- What to do -
Return copies of the lines below that mention "icon".

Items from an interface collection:

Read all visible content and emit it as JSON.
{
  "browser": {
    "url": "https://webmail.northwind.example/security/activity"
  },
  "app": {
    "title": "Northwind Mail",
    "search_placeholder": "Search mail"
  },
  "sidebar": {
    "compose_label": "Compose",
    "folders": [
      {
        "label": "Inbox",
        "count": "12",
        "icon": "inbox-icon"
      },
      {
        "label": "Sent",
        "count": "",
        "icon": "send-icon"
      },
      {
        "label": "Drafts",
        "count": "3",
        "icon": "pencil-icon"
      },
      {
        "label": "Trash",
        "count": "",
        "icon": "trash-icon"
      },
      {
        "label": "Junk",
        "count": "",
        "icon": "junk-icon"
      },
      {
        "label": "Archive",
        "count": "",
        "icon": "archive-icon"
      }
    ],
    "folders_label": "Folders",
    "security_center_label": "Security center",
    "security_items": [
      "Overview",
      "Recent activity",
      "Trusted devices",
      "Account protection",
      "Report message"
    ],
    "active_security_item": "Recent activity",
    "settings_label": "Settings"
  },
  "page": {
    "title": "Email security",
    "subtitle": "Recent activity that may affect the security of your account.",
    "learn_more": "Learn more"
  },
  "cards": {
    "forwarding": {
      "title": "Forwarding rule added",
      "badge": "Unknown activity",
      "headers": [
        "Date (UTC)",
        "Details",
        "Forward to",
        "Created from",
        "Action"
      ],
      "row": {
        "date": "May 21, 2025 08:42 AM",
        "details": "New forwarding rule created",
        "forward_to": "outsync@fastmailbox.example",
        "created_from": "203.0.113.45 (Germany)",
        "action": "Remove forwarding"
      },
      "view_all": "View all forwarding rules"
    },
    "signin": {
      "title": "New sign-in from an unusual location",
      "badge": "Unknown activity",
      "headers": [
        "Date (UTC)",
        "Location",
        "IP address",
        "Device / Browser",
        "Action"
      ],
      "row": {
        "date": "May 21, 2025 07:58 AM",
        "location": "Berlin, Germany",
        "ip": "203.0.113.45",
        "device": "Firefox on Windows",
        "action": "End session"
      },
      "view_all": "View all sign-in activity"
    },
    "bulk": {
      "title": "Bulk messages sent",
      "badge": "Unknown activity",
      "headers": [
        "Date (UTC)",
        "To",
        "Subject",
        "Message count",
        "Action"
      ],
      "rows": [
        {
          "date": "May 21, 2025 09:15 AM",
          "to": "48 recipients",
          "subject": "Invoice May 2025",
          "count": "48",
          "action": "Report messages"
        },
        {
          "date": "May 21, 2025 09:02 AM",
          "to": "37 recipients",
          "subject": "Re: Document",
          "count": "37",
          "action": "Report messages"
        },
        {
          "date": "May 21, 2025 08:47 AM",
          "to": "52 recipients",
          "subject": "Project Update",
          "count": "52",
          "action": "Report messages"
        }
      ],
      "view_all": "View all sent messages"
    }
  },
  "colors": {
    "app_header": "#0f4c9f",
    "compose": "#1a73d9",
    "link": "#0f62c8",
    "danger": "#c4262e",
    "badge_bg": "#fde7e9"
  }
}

- Response to the exercise -
        "icon": "inbox-icon"
        "icon": "send-icon"
        "icon": "pencil-icon"
        "icon": "trash-icon"
        "icon": "junk-icon"
        "icon": "archive-icon"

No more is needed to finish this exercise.